Actually, Mr. Brotman was 28 in 1957 when he announced to re-elected President Dwight D. Eisenhower what band was next marching up Pennsylvania Avenue before the presidential reviewing stand - and now marches up before the nation's first black president.
"I think this could be the most meaningful and the most exciting inaugural we've ever had," Mr. Brotman agreed. "It appears to me that from everything I've heard, seen and read, our new leader Barack Obama is creating the America every American wants it to be."
The National Black Republican Association is calling on President-elect Barack Obama, on behalf of his fellow black Americans, to demand an apology from the Los Angeles Times and opinion writer David Ehrenstein "for denigrating you as a 'Magic Negro' in an article entitled 'Obama the 'Magic Negro.'"
The article, which appeared in March 2007, was subtitled: "The Illinois senator lends himself to white America's idealized, less-than-real black man."
Rep. Edward J. Markey, Massachusetts Democrat and chairman of the House Select Committee on Energy Independence and Global Warming, pushed a bill last year successfully preventing Uncle Sam from refilling the Strategic Petroleum Reserve until the cost of oil came down.

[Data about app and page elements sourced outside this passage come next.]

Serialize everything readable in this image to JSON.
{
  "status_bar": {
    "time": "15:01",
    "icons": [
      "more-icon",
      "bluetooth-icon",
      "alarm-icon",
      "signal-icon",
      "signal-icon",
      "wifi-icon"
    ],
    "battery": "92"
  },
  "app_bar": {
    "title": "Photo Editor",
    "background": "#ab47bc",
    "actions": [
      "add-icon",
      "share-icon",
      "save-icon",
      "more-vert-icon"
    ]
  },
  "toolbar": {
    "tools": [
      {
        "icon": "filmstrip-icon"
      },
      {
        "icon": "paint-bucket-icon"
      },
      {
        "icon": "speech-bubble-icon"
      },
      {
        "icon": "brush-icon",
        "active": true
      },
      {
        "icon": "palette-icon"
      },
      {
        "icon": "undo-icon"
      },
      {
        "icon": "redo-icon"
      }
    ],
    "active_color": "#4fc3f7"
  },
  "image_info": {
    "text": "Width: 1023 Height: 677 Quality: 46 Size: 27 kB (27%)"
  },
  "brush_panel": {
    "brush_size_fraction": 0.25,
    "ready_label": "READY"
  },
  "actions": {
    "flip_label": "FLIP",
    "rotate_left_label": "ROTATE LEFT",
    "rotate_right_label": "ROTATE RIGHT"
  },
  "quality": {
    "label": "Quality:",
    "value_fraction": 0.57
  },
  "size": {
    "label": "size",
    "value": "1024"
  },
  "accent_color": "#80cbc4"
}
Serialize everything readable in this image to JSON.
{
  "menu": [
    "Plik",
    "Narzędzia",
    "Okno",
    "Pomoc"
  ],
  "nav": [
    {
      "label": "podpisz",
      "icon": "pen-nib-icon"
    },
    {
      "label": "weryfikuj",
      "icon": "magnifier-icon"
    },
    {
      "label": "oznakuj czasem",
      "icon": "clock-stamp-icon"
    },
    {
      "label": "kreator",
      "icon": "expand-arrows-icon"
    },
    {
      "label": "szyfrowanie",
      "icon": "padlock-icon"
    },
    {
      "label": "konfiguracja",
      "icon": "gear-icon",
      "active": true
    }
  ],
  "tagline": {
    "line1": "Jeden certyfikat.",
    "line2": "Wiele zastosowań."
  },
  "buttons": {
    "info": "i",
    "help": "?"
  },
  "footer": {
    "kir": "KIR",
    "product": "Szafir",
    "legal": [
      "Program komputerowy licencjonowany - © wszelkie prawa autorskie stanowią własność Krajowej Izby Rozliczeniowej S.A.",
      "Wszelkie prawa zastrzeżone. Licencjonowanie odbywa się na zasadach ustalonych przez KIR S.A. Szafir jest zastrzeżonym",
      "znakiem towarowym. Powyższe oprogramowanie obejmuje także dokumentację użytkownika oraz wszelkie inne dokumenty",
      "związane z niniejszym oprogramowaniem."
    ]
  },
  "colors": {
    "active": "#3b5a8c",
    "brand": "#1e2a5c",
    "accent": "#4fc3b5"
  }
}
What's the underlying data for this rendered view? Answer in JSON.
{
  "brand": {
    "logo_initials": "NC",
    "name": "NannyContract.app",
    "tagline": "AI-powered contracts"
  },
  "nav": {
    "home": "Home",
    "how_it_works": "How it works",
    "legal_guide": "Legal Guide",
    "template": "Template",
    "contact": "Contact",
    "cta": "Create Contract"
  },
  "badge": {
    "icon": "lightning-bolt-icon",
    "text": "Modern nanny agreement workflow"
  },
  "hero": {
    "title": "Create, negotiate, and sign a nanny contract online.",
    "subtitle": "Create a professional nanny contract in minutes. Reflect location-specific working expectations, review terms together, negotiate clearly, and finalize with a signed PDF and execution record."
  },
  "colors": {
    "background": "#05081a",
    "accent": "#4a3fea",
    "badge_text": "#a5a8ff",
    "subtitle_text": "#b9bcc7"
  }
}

That time has now come - for how long, nobody knows - so Mr. Markey in recent days requested the Department of Energy go ahead and purchase about 12 million barrels of crude oil.